Here, we conclude that the complaint fails to allege facts sufficient to support a finding that the individual defendants, in their dealings with plaintiff, acted outside the scope of their authority as officials of the SNI and its corporate entities (see Smith v. Oneida Empl. Servs., 2009 WL 890614, at *3 [ND NY]; Frazier v. Turning Stone Casino, 254 F Supp 2d 295, 310, reconsideration denied 2005 WL 2033483 [ND NY] ). Indeed, the complaint alleges that SGC has “no separate existence from the persons who carry out acts or engage in conduct under the name of this ... entity,” and that SNFGC “purports to be a wholly[-]owned subsidiary of SGC.” All of the acts allegedly performed by the individual defendants are linked to their association with the corporate entities and, by extension, to the SNI itself. The complaint does not allege that any of the individual defendants personally profited or benefitted in any manner from their alleged acts of misconduct. Although the complaint alleges that the individual defendants engaged in improper and tortious conduct, it does not necessarily follow that in doing so they acted outside the scope of their tribal authority.

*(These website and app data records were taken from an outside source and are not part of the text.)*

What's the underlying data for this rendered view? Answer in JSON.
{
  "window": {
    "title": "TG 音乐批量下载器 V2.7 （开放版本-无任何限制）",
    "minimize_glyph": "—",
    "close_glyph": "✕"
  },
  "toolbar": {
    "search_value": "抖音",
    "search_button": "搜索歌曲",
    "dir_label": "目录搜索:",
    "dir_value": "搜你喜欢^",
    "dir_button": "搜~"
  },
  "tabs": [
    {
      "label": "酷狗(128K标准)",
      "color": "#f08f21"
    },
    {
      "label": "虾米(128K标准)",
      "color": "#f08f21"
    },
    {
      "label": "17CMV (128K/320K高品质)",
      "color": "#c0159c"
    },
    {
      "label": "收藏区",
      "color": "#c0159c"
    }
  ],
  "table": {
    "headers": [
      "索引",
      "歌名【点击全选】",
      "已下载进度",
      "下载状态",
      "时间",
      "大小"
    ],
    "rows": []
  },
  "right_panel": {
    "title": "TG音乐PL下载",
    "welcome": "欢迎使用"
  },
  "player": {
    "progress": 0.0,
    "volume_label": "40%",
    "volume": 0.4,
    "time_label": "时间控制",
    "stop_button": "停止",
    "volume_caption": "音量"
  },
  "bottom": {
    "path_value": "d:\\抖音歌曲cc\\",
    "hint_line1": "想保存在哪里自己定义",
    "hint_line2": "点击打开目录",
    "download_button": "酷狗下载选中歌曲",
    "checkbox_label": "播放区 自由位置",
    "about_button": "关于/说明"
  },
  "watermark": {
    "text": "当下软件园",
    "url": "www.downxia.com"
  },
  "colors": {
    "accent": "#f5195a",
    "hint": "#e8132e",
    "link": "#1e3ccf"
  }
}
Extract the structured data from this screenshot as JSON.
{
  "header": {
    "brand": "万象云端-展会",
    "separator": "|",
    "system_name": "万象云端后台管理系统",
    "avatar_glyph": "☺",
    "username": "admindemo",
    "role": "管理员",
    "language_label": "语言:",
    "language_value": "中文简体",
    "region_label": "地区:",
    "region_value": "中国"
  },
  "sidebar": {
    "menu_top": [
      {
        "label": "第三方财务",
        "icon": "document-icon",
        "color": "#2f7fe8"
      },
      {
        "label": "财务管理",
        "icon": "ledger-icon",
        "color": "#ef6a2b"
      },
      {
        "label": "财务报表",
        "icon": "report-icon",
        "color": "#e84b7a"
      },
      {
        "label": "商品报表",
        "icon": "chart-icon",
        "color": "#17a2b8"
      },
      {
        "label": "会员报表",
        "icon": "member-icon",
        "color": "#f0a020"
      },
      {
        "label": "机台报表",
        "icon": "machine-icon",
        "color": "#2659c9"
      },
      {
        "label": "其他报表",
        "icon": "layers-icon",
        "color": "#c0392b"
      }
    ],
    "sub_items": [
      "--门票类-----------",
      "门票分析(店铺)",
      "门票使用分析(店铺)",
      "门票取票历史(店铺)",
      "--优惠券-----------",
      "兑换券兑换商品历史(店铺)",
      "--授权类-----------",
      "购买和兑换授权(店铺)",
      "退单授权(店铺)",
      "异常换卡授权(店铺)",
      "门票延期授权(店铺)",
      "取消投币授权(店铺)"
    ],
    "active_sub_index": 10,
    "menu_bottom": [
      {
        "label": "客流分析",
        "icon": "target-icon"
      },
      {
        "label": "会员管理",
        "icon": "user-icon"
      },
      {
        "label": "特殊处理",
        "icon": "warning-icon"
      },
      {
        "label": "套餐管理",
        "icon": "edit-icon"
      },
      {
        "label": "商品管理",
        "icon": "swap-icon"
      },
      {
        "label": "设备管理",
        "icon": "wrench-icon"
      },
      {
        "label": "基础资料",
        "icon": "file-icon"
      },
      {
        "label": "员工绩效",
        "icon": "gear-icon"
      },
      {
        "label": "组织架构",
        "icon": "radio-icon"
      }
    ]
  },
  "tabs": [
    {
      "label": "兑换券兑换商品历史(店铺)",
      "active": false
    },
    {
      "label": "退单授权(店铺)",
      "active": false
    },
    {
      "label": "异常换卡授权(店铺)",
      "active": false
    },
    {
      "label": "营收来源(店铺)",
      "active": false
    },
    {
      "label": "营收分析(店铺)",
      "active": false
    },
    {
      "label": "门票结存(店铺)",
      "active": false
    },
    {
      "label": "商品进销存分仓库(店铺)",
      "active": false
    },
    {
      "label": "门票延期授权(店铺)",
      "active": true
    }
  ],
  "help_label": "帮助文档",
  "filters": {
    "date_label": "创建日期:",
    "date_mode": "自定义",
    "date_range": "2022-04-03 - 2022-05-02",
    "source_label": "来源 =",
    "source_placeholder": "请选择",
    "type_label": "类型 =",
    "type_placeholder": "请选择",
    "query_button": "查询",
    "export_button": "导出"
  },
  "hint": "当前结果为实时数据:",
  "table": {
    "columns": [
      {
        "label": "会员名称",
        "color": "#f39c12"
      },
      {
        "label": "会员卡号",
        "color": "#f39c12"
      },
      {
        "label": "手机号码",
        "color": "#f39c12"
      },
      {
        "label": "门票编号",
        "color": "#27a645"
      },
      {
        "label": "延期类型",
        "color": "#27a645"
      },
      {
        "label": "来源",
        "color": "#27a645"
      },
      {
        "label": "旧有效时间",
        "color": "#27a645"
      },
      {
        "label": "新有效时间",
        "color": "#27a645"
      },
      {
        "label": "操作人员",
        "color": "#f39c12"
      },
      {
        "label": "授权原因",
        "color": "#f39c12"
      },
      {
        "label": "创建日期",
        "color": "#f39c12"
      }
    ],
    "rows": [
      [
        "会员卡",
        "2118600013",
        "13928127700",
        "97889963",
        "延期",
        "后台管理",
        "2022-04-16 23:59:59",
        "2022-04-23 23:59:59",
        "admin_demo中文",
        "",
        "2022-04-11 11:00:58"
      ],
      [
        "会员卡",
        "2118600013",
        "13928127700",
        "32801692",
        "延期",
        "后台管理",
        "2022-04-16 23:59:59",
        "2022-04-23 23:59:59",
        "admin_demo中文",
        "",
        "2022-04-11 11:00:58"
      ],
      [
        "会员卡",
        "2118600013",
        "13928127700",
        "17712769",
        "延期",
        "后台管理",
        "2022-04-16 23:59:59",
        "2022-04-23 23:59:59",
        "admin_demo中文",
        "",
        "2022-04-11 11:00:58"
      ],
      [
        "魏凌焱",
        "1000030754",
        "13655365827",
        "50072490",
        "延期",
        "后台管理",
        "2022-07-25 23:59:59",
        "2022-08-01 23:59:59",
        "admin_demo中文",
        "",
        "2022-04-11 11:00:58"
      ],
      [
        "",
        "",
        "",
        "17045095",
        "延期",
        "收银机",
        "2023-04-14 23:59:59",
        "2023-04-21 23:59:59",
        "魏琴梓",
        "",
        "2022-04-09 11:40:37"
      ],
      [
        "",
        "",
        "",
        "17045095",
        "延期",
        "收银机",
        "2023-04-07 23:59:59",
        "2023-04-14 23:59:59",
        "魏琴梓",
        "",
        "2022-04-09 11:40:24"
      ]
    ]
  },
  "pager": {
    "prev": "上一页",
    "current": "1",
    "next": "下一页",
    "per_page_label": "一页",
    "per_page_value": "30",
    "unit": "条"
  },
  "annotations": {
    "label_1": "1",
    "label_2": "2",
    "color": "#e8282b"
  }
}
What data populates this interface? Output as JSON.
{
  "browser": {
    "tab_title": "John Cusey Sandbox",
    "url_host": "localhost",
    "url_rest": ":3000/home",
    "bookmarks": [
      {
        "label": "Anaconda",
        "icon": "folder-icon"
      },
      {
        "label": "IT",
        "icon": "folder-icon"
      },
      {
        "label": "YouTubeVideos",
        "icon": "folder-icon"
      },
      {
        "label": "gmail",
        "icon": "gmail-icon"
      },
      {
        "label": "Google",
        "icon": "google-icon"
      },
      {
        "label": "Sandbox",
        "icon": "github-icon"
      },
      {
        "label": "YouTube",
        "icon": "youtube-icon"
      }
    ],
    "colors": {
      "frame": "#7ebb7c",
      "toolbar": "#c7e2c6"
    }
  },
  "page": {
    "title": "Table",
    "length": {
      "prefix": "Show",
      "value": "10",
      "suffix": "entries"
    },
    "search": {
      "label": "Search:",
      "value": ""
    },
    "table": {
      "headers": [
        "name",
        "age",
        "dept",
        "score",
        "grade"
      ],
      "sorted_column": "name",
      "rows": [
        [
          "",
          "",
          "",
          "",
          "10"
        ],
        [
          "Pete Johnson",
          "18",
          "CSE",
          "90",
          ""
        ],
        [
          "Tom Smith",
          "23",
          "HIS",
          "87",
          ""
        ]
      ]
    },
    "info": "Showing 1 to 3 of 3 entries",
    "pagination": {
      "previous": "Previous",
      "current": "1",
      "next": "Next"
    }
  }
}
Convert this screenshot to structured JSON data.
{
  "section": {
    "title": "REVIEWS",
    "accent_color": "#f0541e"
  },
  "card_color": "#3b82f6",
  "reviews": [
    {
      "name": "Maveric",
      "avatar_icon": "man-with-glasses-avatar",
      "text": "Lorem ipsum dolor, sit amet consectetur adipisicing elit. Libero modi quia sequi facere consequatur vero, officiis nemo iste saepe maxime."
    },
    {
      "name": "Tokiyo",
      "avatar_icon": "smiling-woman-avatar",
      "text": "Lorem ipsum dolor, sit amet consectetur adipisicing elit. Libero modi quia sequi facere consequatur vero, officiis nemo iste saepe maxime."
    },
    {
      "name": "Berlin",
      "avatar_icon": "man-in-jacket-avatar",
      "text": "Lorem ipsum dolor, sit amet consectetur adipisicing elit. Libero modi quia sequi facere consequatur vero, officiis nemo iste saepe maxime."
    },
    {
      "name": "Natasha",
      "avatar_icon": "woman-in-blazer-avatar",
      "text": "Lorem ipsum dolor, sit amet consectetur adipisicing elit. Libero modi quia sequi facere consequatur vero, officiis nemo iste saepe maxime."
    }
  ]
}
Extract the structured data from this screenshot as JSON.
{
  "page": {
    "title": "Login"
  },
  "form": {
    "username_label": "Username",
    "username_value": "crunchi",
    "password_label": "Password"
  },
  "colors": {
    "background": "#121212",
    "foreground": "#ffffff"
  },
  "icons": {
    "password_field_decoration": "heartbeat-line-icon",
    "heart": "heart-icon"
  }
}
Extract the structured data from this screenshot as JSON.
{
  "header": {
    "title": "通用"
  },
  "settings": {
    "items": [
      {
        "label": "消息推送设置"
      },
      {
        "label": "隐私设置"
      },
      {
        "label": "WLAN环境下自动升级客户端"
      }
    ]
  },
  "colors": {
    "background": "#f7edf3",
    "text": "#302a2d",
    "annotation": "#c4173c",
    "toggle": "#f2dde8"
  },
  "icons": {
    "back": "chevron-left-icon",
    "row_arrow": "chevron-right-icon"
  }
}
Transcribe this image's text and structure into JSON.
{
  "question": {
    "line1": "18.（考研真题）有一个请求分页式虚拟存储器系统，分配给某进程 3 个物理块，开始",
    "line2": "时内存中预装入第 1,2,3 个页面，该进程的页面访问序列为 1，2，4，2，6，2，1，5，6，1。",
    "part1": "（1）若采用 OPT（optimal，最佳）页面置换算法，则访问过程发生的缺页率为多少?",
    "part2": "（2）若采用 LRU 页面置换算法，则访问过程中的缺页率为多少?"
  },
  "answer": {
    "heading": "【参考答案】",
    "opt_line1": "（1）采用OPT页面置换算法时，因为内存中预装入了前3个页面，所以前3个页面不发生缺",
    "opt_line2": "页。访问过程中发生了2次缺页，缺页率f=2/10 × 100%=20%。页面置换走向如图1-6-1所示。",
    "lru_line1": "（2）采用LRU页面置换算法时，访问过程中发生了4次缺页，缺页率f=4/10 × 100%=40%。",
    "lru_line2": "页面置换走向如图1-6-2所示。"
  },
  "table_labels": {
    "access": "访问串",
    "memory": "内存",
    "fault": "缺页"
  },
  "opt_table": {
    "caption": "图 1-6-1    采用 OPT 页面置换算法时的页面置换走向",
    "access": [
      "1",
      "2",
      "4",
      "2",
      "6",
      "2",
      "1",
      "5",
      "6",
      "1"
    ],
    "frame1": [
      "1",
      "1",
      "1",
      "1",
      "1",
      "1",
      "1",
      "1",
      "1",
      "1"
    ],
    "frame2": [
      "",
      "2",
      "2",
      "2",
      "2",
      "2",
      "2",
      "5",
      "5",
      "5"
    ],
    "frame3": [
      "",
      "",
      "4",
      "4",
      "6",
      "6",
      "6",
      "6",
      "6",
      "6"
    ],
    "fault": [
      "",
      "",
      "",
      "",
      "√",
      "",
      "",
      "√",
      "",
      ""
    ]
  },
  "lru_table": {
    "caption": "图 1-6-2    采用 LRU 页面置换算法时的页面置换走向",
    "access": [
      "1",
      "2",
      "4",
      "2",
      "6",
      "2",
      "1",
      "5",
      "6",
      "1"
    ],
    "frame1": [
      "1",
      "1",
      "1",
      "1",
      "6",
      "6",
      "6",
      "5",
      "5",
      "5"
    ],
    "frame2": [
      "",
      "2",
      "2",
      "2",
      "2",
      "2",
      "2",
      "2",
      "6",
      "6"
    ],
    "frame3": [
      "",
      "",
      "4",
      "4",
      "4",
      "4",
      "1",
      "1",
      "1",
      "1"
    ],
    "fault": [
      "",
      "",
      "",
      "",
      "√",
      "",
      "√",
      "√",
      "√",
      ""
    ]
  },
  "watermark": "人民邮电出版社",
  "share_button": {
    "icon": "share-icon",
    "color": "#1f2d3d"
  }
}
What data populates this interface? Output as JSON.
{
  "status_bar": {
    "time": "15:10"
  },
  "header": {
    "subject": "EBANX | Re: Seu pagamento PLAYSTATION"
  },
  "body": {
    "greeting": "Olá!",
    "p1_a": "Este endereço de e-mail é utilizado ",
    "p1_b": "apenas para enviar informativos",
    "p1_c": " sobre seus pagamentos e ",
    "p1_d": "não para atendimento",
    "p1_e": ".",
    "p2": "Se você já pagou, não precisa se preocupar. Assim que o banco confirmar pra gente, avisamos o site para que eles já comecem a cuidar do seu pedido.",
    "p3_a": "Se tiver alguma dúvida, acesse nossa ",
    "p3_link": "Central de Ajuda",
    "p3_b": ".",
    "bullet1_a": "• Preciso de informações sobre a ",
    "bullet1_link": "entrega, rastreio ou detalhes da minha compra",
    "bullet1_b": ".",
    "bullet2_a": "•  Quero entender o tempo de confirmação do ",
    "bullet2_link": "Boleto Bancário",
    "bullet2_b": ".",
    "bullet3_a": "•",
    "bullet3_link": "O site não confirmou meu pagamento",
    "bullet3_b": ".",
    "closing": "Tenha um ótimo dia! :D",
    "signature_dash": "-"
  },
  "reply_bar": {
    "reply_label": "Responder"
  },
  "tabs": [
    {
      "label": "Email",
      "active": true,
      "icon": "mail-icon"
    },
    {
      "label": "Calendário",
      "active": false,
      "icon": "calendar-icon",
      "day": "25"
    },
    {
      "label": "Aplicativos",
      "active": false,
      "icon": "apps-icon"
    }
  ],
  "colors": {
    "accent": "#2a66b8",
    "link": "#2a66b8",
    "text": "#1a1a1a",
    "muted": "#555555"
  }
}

To the extent that the complaint alleges that the individual defendants used their “power, influence, positions and political connections” to harm plaintiff, we conclude that such power and influence exists only by virtue of the individual defendants' positions in, and actions on behalf of, SGC, SNFGC, and SCMC.
Frances E. Cafarell
Clerk of the Court